» **Exercise goal**
In the data below, which lines hold the word "meta"? Copy them.

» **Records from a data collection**
- - - - -
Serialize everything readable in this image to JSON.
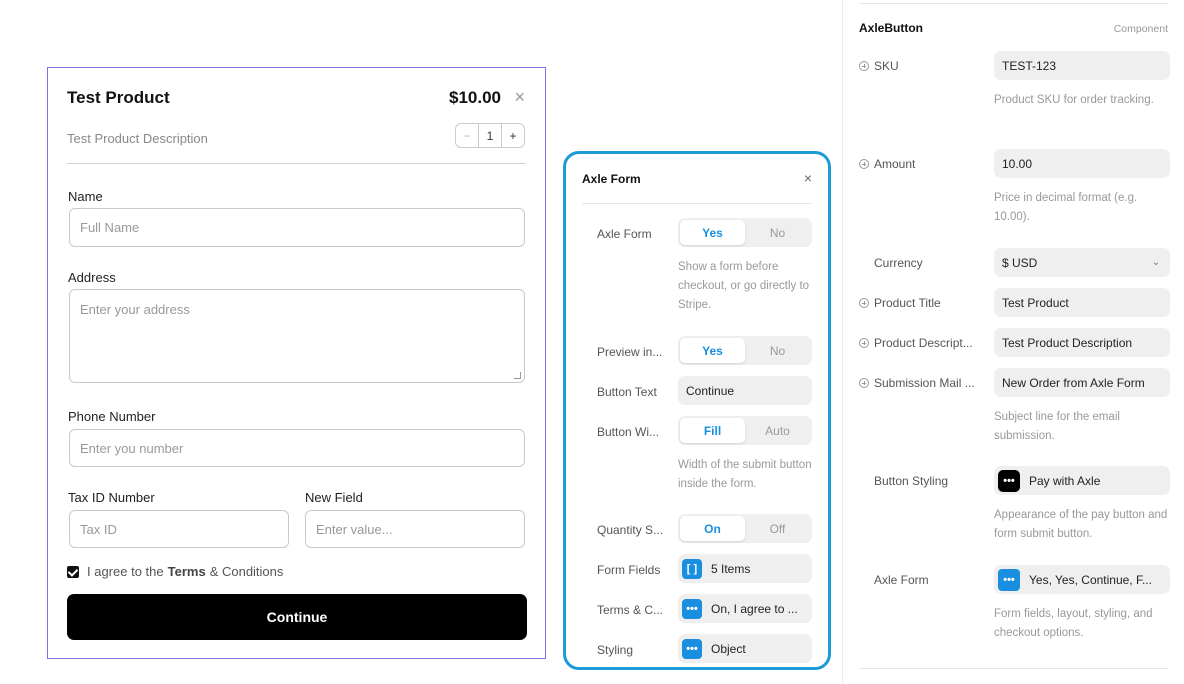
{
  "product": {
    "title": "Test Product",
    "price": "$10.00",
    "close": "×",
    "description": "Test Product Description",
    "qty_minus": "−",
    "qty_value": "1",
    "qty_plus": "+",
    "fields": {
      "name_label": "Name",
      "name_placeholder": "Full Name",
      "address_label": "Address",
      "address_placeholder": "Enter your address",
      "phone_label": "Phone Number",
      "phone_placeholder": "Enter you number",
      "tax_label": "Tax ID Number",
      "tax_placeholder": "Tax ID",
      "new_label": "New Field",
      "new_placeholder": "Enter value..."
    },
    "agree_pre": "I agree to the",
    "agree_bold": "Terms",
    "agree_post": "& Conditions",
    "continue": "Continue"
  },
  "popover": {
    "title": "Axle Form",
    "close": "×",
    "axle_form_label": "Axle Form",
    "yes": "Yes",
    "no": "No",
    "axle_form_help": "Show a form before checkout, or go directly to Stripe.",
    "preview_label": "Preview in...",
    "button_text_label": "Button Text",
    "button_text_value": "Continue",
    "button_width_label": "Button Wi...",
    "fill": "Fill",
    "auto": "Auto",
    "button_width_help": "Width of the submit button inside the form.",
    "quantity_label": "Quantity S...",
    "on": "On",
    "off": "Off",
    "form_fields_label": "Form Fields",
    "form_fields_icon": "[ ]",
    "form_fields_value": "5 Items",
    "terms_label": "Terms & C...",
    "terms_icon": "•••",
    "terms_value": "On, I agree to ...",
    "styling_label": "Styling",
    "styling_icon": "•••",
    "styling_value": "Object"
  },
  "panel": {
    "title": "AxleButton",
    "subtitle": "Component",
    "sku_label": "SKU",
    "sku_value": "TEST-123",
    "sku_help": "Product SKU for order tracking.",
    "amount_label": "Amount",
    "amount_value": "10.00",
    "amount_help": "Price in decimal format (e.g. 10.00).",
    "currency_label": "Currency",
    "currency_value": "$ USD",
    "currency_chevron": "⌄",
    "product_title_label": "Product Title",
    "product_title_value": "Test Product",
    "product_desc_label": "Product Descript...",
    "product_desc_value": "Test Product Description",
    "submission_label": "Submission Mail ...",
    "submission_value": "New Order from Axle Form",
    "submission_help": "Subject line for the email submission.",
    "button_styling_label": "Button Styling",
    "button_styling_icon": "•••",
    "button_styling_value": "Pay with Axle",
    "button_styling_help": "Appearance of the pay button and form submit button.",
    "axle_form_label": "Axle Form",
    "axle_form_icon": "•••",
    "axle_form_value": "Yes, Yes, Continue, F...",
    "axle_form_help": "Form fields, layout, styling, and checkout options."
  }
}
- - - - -
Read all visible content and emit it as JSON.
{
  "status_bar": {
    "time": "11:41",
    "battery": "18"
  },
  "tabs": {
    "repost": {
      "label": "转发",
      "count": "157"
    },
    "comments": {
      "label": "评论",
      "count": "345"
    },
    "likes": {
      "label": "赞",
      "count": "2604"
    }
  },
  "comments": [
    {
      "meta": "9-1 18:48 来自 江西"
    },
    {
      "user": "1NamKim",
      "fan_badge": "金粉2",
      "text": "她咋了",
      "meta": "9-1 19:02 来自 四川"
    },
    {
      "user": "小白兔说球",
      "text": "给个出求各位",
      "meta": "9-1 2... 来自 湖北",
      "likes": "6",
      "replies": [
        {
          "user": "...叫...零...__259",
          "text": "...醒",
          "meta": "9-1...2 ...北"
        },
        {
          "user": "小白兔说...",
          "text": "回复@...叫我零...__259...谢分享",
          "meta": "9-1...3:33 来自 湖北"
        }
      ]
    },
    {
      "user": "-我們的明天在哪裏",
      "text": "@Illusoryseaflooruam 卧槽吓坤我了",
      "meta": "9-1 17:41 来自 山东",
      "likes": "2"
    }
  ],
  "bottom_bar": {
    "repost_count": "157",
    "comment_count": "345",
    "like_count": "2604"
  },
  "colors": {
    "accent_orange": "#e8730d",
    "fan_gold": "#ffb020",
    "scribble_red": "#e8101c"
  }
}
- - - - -
» **Exercise response**
      "meta": "9-1 18:48 来自 江西"
      "meta": "9-1 19:02 来自 四川"
      "meta": "9-1 2... 来自 湖北",
          "meta": "9-1...2 ...北"
          "meta": "9-1...3:33 来自 湖北"
      "meta": "9-1 17:41 来自 山东",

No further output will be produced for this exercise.